Tuesday, June 10, 2014
A Complicated Choice
I started when I was pretty young with my weight loss battles.
Medicated myself with food, when I was younger than to know what I was doing.
It wasn't until a bit further down the road that my coping mechanisms for stress caught up with me.
Unfortunately, by then, my body had decided to defend my higher weight.
Body chemistry had kicked in to sabotage me. Didn't matter what tools I used, none of them could be used for long enough to get down in weight.
And hope failed. And the weight rose. And the pain came. Then it got worse.
None of these took a break while I was carrying on with life. We added babies to our family. I still had to try to carry the work load. With a body that felt like it was failing me. Betraying me.
Endless dieting, Calorie counting, trying to keep moving when my feet, ankles, knees, hips and back were in mounting pain. Bouts of Sciatica set me back as well.
And the exhaustion of lugging around an extra 150 pounds.
It started to feel like a seriously losing battle.
There had to be a solution. It seems everyone else knows what you should do:
We're told if we give up snacks, or fast food, or our favourite things, we could achieve our goals.
Some have suggested that if only we have enough faith, God will help us with our plight.
Diets are touted, as a rite of passage, and you just have to find the right one to 'get it right'.
We're told that if we just put the fork down, and move more, we would be able to lose weight.
We're told that we just need to use self control.
If only it were that simple.
When all of that fails, then what?
Well, for me, that became complicated.
Because you see, it had been suggested by society that gastric bypass surgery was for the lazy. The people who couldn't be bothered to try hard enough.
That it was the easy way out. Shameful. I cringed, dying inside because I knew what this would mean.
Choosing this would be tantamount to a failure of character, because of the way I had been taught to think.
But I also saw the hope in people when they posted their 'before and after shots'. I heard the stories, of people that were able to get off medications, that were able to achieve their weight loss goals, and some of them talked about how it felt to not be in pain any more.
To not be exhausted, because of the constant pain.
There was a part of me so conflicted at weighing my choices.
How do you think it feels to stand at the edge of a cliff, knowing that if you told anyone what you were thinking, they'd try to talk you out of it?

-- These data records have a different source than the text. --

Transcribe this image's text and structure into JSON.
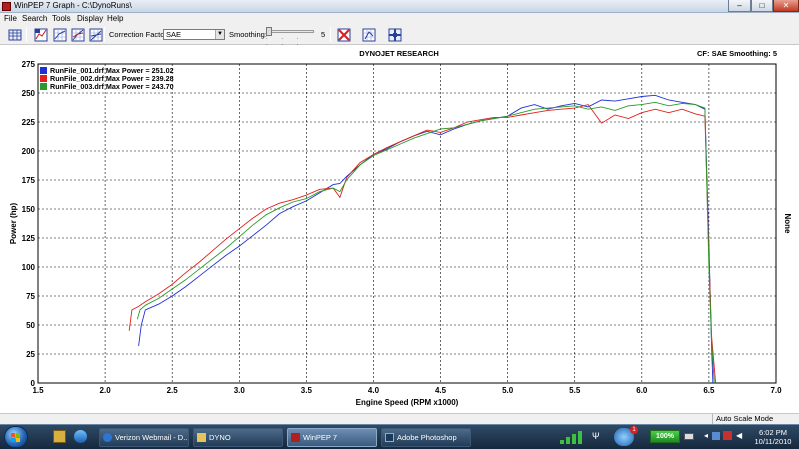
{
  "window": {
    "title": "WinPEP 7     Graph - C:\\DynoRuns\\",
    "minimize_label": "–",
    "maximize_label": "□",
    "close_label": "✕"
  },
  "menu": [
    "File",
    "Search",
    "Tools",
    "Display",
    "Help"
  ],
  "toolbar": {
    "correction_factor_label": "Correction Factor:",
    "correction_factor_value": "SAE",
    "smoothing_label": "Smoothing:",
    "smoothing_value": "5",
    "smoothing_ticks": ". . . . . ."
  },
  "graph": {
    "header_center": "DYNOJET RESEARCH",
    "header_right": "CF: SAE  Smoothing: 5",
    "right_axis_label": "None"
  },
  "chart_data": {
    "type": "line",
    "xlabel": "Engine Speed (RPM x1000)",
    "ylabel": "Power (hp)",
    "xlim": [
      1.5,
      7.0
    ],
    "ylim": [
      0,
      275
    ],
    "xticks": [
      "1.5",
      "2.0",
      "2.5",
      "3.0",
      "3.5",
      "4.0",
      "4.5",
      "5.0",
      "5.5",
      "6.0",
      "6.5",
      "7.0"
    ],
    "yticks": [
      "0",
      "25",
      "50",
      "75",
      "100",
      "125",
      "150",
      "175",
      "200",
      "225",
      "250",
      "275"
    ],
    "grid": true,
    "legend_position": "top-left",
    "series": [
      {
        "name": "RunFile_001.drf Max Power = 251.02",
        "color": "#1f2fd8",
        "x": [
          2.25,
          2.27,
          2.3,
          2.4,
          2.5,
          2.6,
          2.7,
          2.8,
          2.9,
          3.0,
          3.1,
          3.2,
          3.3,
          3.4,
          3.5,
          3.6,
          3.7,
          3.75,
          3.8,
          3.9,
          4.0,
          4.1,
          4.2,
          4.3,
          4.4,
          4.5,
          4.6,
          4.7,
          4.8,
          4.9,
          5.0,
          5.1,
          5.2,
          5.3,
          5.4,
          5.5,
          5.6,
          5.7,
          5.8,
          5.9,
          6.0,
          6.1,
          6.2,
          6.3,
          6.4,
          6.47,
          6.5,
          6.52,
          6.53
        ],
        "y": [
          32,
          50,
          63,
          68,
          75,
          83,
          92,
          101,
          110,
          118,
          127,
          136,
          146,
          152,
          157,
          164,
          171,
          172,
          178,
          188,
          197,
          202,
          208,
          213,
          217,
          214,
          219,
          223,
          226,
          228,
          230,
          237,
          240,
          236,
          239,
          241,
          238,
          244,
          243,
          245,
          247,
          248,
          244,
          242,
          240,
          236,
          120,
          30,
          0
        ]
      },
      {
        "name": "RunFile_002.drf Max Power = 239.28",
        "color": "#e0201a",
        "x": [
          2.18,
          2.2,
          2.25,
          2.3,
          2.4,
          2.5,
          2.6,
          2.7,
          2.8,
          2.9,
          3.0,
          3.1,
          3.2,
          3.3,
          3.4,
          3.5,
          3.6,
          3.7,
          3.75,
          3.8,
          3.9,
          4.0,
          4.1,
          4.2,
          4.3,
          4.4,
          4.5,
          4.6,
          4.7,
          4.8,
          4.9,
          5.0,
          5.1,
          5.2,
          5.3,
          5.4,
          5.5,
          5.6,
          5.7,
          5.8,
          5.9,
          6.0,
          6.1,
          6.2,
          6.3,
          6.4,
          6.47,
          6.5,
          6.52,
          6.55
        ],
        "y": [
          45,
          63,
          66,
          70,
          77,
          85,
          95,
          104,
          114,
          124,
          133,
          142,
          150,
          155,
          158,
          162,
          167,
          168,
          160,
          177,
          190,
          197,
          203,
          208,
          213,
          218,
          216,
          220,
          225,
          227,
          229,
          229,
          231,
          233,
          235,
          236,
          237,
          240,
          224,
          231,
          228,
          233,
          236,
          233,
          236,
          232,
          230,
          110,
          40,
          0
        ]
      },
      {
        "name": "RunFile_003.drf Max Power = 243.70",
        "color": "#2a9a2a",
        "x": [
          2.24,
          2.26,
          2.3,
          2.4,
          2.5,
          2.6,
          2.7,
          2.8,
          2.9,
          3.0,
          3.1,
          3.2,
          3.3,
          3.4,
          3.5,
          3.6,
          3.7,
          3.75,
          3.8,
          3.9,
          4.0,
          4.1,
          4.2,
          4.3,
          4.4,
          4.5,
          4.6,
          4.7,
          4.8,
          4.9,
          5.0,
          5.1,
          5.2,
          5.3,
          5.4,
          5.5,
          5.6,
          5.7,
          5.8,
          5.9,
          6.0,
          6.1,
          6.2,
          6.3,
          6.4,
          6.47,
          6.5,
          6.52,
          6.54
        ],
        "y": [
          55,
          63,
          67,
          73,
          81,
          89,
          98,
          107,
          116,
          126,
          136,
          145,
          151,
          156,
          159,
          165,
          168,
          165,
          175,
          188,
          196,
          201,
          206,
          211,
          215,
          219,
          220,
          223,
          226,
          228,
          230,
          233,
          236,
          237,
          238,
          239,
          236,
          238,
          235,
          239,
          240,
          242,
          239,
          241,
          240,
          237,
          100,
          35,
          0
        ]
      }
    ]
  },
  "statusbar": {
    "mode": "Auto Scale Mode"
  },
  "taskbar": {
    "tasks": [
      "Verizon Webmail - D...",
      "DYNO",
      "WinPEP 7",
      "Adobe Photoshop"
    ],
    "battery": "100%",
    "time": "6:02 PM",
    "date": "10/11/2010"
  }
}
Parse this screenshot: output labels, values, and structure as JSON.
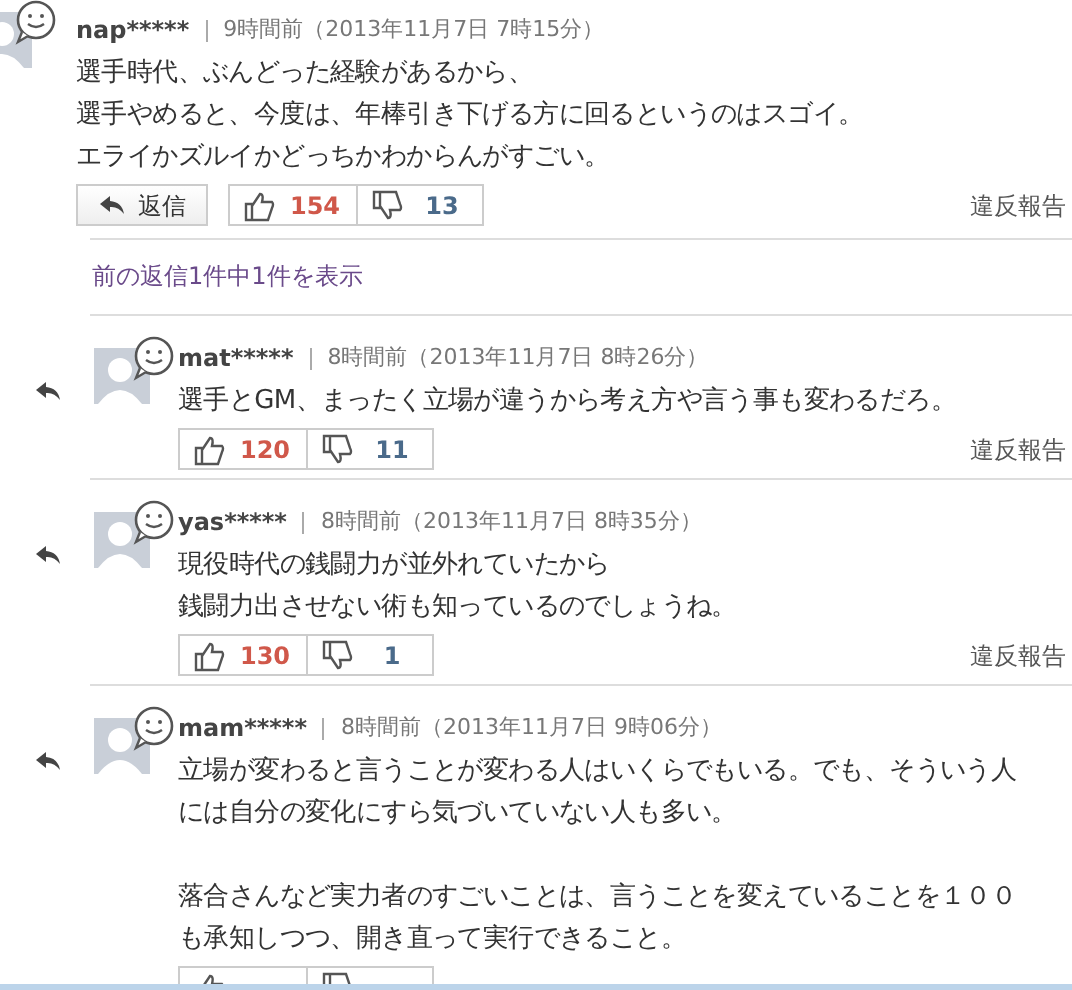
{
  "comment": {
    "user": "nap*****",
    "time": "9時間前（2013年11月7日 7時15分）",
    "paragraphs": [
      [
        "選手時代、ぶんどった経験があるから、",
        "選手やめると、今度は、年棒引き下げる方に回るというのはスゴイ。",
        "エライかズルイかどっちかわからんがすごい。"
      ]
    ],
    "reply_label": "返信",
    "likes": "154",
    "dislikes": "13",
    "report": "違反報告"
  },
  "show_previous": "前の返信1件中1件を表示",
  "replies": [
    {
      "user": "mat*****",
      "time": "8時間前（2013年11月7日 8時26分）",
      "paragraphs": [
        [
          "選手とGM、まったく立場が違うから考え方や言う事も変わるだろ。"
        ]
      ],
      "likes": "120",
      "dislikes": "11",
      "report": "違反報告"
    },
    {
      "user": "yas*****",
      "time": "8時間前（2013年11月7日 8時35分）",
      "paragraphs": [
        [
          "現役時代の銭闘力が並外れていたから",
          "銭闘力出させない術も知っているのでしょうね。"
        ]
      ],
      "likes": "130",
      "dislikes": "1",
      "report": "違反報告"
    },
    {
      "user": "mam*****",
      "time": "8時間前（2013年11月7日 9時06分）",
      "paragraphs": [
        [
          "立場が変わると言うことが変わる人はいくらでもいる。でも、そういう人",
          "には自分の変化にすら気づいていない人も多い。"
        ],
        [
          "落合さんなど実力者のすごいことは、言うことを変えていることを１００",
          "も承知しつつ、開き直って実行できること。"
        ]
      ]
    }
  ]
}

It feels lonely. And scary. Like there is a whole lot of unknown.
Fortunately, I was able to find a great support group where I could get my questions answered. They were patient with me.
And I decided that I would take a step.
I would place myself on the wait list for surgery.
I knew that it would be a year, before I had satisfied all the requirements of the clinic. I would attend all of my appointments and continue as though I was planning on surgery. I would endeavour to make a last hurrah, in order to avoid surgery, but I would put myself on a timeline. If it was at all possible to pull this off, it would be done. I was motivated.
And I did everything possible.
And the weight loss stalled yet again.
There was a set point that my body simply would not go below for anything. I struggled, beginning to know that there didn't seem to be any other way out.
It was during the appointments for the clinic, and in that year that two important things happened: My endocrinologist was very supportive when I suggested that I was considering the surgery. He really encouraged me to go ahead with it, based on having watched another patient of his regain his life.
Also, the internist was one of the mandatory appointments. She told me essentially that there is a very small percentage of people who every pull off this type of weight loss without the surgery. My thyroid condition set me squarely NOT in that percentage.
Do you know what happened in that moment? I had been granted a permission slip to put away all of the society driven criticisms. I was granted a medical reason to consider this tool on its' own merits. There was something very freeing in that.